Retinal vein occlusion is a condition that results when one of the veins in the retina becomes blocked. Retinal vein occlusion is commonly associated with hardening of the arteries and the formation of a blood clot. Given that these veins carry blood out of the eye, a blockage can result in a restriction of blood flow and swelling of the retinal tissue, ultimately leading to blurriness, distorted vision or blindness in the affected eye. Retinal vein occlusion can be associated with other eye diseases, including glaucoma, diabetic retinopathy and diabetic macular edema.

Types of retinal vein occlusion

There are two types of retinal vein occlusion:

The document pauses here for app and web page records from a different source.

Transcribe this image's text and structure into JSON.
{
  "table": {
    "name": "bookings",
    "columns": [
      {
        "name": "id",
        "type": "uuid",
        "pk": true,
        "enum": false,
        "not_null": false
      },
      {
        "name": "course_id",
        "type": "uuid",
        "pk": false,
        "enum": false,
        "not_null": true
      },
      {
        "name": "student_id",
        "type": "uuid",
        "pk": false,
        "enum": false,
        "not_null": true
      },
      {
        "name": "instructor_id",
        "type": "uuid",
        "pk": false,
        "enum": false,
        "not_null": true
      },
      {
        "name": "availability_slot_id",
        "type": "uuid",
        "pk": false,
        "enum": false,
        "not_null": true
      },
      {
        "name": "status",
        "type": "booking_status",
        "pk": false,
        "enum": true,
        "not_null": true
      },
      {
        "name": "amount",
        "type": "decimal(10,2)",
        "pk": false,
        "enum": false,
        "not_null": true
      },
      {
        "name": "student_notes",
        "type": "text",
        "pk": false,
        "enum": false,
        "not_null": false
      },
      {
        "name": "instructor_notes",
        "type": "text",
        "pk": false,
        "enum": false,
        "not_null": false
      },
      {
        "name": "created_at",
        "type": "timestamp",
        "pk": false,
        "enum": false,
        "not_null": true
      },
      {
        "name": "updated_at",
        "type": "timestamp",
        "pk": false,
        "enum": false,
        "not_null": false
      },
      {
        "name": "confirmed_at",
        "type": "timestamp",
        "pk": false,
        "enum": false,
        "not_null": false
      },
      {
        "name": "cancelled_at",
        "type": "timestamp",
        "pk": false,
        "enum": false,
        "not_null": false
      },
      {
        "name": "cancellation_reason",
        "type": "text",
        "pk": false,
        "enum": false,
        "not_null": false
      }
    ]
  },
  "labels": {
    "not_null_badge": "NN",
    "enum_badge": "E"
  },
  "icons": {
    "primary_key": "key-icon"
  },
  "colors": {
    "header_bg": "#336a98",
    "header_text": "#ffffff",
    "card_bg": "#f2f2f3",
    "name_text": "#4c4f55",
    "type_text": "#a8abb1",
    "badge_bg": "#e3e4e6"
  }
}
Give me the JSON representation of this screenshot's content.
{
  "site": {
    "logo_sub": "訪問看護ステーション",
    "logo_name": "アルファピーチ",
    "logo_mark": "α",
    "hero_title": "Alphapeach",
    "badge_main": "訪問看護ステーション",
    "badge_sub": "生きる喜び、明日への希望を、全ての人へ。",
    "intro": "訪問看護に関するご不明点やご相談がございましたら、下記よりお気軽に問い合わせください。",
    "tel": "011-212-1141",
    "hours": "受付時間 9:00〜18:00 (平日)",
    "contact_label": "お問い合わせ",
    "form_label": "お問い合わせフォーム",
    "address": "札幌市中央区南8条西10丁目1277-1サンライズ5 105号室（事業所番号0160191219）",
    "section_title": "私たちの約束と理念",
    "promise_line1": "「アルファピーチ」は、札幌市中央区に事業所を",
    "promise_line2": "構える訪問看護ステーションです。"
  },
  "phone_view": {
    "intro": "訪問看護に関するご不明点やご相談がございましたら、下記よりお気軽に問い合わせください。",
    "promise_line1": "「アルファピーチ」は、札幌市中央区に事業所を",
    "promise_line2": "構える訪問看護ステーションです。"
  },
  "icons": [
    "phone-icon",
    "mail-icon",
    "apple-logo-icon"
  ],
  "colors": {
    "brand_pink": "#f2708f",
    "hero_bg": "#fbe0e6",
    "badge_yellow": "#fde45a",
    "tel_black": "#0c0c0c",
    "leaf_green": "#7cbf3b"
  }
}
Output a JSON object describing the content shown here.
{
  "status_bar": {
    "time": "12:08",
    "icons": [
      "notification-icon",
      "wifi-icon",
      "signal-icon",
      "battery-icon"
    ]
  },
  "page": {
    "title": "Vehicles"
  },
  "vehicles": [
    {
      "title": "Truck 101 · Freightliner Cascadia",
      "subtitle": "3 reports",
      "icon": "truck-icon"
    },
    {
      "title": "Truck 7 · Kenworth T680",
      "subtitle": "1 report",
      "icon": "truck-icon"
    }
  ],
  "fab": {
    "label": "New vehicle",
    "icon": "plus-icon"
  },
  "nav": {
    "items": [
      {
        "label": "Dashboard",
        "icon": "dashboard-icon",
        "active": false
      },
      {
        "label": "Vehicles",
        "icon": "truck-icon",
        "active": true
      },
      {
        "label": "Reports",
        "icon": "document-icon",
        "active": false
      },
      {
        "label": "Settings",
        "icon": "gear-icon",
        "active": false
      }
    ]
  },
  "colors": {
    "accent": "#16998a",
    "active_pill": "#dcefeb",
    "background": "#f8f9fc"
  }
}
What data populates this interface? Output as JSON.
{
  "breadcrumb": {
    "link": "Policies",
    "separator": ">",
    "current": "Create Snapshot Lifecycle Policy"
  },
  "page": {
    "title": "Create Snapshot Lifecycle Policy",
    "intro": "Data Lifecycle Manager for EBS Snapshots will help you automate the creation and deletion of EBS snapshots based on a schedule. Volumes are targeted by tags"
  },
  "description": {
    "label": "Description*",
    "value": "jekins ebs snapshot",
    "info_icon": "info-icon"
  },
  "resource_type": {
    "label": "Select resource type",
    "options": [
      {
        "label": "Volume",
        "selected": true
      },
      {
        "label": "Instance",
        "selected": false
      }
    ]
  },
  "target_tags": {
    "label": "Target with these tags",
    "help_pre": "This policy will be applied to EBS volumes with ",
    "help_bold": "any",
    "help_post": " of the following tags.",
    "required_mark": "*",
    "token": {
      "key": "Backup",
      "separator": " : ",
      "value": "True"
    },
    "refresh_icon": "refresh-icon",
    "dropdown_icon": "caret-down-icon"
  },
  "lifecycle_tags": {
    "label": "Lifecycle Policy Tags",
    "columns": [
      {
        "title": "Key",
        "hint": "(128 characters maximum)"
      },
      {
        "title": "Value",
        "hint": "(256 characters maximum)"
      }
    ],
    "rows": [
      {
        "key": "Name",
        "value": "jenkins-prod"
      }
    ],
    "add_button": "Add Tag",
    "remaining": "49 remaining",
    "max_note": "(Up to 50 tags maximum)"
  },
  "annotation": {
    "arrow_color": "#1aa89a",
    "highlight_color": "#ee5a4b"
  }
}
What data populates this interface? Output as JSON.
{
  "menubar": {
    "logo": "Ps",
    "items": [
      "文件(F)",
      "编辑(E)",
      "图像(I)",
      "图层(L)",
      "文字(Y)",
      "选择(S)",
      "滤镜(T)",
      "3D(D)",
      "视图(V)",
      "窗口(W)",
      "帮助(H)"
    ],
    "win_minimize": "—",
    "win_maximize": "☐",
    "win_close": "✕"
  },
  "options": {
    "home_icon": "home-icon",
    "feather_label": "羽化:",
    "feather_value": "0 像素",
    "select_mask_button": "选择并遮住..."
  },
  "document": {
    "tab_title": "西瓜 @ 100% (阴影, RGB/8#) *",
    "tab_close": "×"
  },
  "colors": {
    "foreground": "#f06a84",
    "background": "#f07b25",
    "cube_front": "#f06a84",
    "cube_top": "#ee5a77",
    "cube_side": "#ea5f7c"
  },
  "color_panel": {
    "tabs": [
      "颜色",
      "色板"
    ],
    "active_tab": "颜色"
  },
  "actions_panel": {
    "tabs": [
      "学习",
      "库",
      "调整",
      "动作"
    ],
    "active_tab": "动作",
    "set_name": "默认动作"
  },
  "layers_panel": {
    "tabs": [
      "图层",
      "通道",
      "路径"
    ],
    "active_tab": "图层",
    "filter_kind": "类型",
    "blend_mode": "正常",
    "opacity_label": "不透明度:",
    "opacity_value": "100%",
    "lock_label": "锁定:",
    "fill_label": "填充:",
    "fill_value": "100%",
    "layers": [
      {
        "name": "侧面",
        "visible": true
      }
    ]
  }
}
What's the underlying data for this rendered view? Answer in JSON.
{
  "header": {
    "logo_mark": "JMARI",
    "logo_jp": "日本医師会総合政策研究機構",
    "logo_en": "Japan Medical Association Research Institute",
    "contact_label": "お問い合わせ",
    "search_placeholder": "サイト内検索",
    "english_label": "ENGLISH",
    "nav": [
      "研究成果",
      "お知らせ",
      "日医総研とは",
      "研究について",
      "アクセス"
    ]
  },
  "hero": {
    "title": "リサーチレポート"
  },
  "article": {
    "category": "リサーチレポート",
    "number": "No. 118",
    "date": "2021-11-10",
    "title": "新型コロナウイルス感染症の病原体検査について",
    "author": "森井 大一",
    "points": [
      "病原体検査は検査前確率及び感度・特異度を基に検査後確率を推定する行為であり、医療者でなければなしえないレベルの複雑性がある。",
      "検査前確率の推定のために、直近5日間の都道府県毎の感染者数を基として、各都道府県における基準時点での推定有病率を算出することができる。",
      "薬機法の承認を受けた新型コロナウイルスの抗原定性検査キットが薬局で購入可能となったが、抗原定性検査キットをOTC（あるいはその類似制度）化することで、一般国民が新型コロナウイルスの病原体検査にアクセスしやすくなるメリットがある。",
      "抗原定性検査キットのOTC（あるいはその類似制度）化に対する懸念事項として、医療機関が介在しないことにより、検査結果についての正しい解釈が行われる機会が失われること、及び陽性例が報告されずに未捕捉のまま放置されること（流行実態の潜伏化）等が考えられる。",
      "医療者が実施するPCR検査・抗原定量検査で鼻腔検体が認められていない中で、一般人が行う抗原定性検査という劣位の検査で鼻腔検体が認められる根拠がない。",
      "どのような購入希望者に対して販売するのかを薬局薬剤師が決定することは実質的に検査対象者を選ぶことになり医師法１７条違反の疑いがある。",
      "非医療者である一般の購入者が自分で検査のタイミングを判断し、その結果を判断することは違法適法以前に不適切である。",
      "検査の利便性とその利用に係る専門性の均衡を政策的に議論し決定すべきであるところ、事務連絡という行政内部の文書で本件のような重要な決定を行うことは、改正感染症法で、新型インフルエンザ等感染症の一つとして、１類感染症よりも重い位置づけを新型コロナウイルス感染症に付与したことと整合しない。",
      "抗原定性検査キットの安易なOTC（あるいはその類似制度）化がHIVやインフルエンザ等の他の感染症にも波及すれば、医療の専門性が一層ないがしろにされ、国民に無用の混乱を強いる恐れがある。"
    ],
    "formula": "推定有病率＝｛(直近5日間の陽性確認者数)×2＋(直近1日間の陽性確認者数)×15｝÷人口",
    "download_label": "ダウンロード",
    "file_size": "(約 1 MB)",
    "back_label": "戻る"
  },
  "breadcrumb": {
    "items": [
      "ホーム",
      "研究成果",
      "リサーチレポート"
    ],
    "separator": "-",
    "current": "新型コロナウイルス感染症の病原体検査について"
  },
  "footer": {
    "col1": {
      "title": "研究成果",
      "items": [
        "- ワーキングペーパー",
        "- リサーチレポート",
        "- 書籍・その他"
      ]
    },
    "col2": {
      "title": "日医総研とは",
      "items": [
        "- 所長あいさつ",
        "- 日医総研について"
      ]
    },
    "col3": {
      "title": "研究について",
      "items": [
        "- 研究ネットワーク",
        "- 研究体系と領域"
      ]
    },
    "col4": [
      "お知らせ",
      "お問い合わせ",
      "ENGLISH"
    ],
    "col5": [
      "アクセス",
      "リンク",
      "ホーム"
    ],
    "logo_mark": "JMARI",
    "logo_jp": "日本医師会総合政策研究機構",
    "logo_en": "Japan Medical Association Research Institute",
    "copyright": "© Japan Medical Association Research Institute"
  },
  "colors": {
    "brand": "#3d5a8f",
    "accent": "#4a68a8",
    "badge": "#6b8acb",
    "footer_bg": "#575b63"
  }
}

  • Central retinal vein occlusion (CRVO): This condition occurs when the central, or main, retinal vein becomes blocked. It is the more severe form of the disease.
  • Branch retinal vein occlusion (BRVO): This condition is characterized by a blockage in one of the smaller veins that branch off of the central retinal vein. It is the more common form of the disease.

Retinal vein occlusion drug research

Our recent and ongoing retinal vein occlusion research focuses on several retinal vein occlusion drug studies. These studies focus on the safety and efficacy of retinal vein occlusion drugs, either relative to observation alone or through comparisons of different treatments.

Diabetes and eye research

Patients with diabetes may be at increased risk for developing retinal vein occlusion. As a result of the international diabetes epidemic, the number of cases of macular degeneration, diabetic retinopathy, diabetic macular edema and other associated conditions, including retinal vein occlusion, has spiked dramatically. Our department has made diabetes care a key focus of our ongoing eye research, including engaging in joint eye research efforts with the Diabetic Retinopathy Clinical Research Network (DRCR.net), a collaborative research network funded by the National Institutes of Health’s National Eye Institute. All Henry Ford Department of Ophthalmology retinal specialists belong to this multicenter network, which supports clinical research focusing on all diabetes-induced retinal disorders.

Advanced treatment for retinal disease

Henry Ford retinal specialists have extensive experience in the treatment of all retinal diseases, regardless of their complexity. In addition, our team works closely with Henry Ford Medical Group physicians in other departments, providing multidisciplinary, coordinated care for those patients who need it. Our patients have access to advanced diagnostic tests and treatment and, if eligible, related clinical trials.